- Input material:
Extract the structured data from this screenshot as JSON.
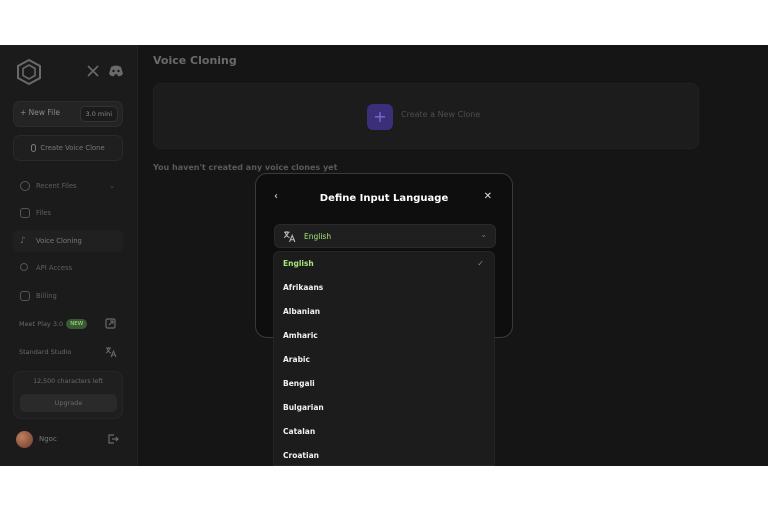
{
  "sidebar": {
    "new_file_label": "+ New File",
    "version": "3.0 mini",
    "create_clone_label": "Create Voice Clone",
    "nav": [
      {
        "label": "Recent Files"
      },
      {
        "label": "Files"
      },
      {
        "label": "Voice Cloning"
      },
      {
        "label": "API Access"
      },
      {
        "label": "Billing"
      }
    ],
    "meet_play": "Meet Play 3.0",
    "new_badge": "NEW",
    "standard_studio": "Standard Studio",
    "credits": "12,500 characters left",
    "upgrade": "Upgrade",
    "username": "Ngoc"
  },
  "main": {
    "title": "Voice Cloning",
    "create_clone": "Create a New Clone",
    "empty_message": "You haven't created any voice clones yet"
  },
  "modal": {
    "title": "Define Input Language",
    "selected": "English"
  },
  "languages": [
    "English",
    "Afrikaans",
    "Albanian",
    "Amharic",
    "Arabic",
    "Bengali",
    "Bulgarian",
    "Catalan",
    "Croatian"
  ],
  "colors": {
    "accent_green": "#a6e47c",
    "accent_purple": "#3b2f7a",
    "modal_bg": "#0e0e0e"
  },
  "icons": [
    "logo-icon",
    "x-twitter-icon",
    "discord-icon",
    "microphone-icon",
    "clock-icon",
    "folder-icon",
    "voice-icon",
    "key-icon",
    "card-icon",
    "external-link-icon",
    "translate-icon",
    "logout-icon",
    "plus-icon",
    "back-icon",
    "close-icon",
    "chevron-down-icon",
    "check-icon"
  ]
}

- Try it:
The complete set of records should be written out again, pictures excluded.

- Response area:
Extract the structured data from this screenshot as JSON.
{
  "sidebar": {
    "new_file_label": "+ New File",
    "version": "3.0 mini",
    "create_clone_label": "Create Voice Clone",
    "nav": [
      {
        "label": "Recent Files"
      },
      {
        "label": "Files"
      },
      {
        "label": "Voice Cloning"
      },
      {
        "label": "API Access"
      },
      {
        "label": "Billing"
      }
    ],
    "meet_play": "Meet Play 3.0",
    "new_badge": "NEW",
    "standard_studio": "Standard Studio",
    "credits": "12,500 characters left",
    "upgrade": "Upgrade",
    "username": "Ngoc"
  },
  "main": {
    "title": "Voice Cloning",
    "create_clone": "Create a New Clone",
    "empty_message": "You haven't created any voice clones yet"
  },
  "modal": {
    "title": "Define Input Language",
    "selected": "English"
  },
  "languages": [
    "English",
    "Afrikaans",
    "Albanian",
    "Amharic",
    "Arabic",
    "Bengali",
    "Bulgarian",
    "Catalan",
    "Croatian"
  ],
  "colors": {
    "accent_green": "#a6e47c",
    "accent_purple": "#3b2f7a",
    "modal_bg": "#0e0e0e"
  },
  "icons": [
    "logo-icon",
    "x-twitter-icon",
    "discord-icon",
    "microphone-icon",
    "clock-icon",
    "folder-icon",
    "voice-icon",
    "key-icon",
    "card-icon",
    "external-link-icon",
    "translate-icon",
    "logout-icon",
    "plus-icon",
    "back-icon",
    "close-icon",
    "chevron-down-icon",
    "check-icon"
  ]
}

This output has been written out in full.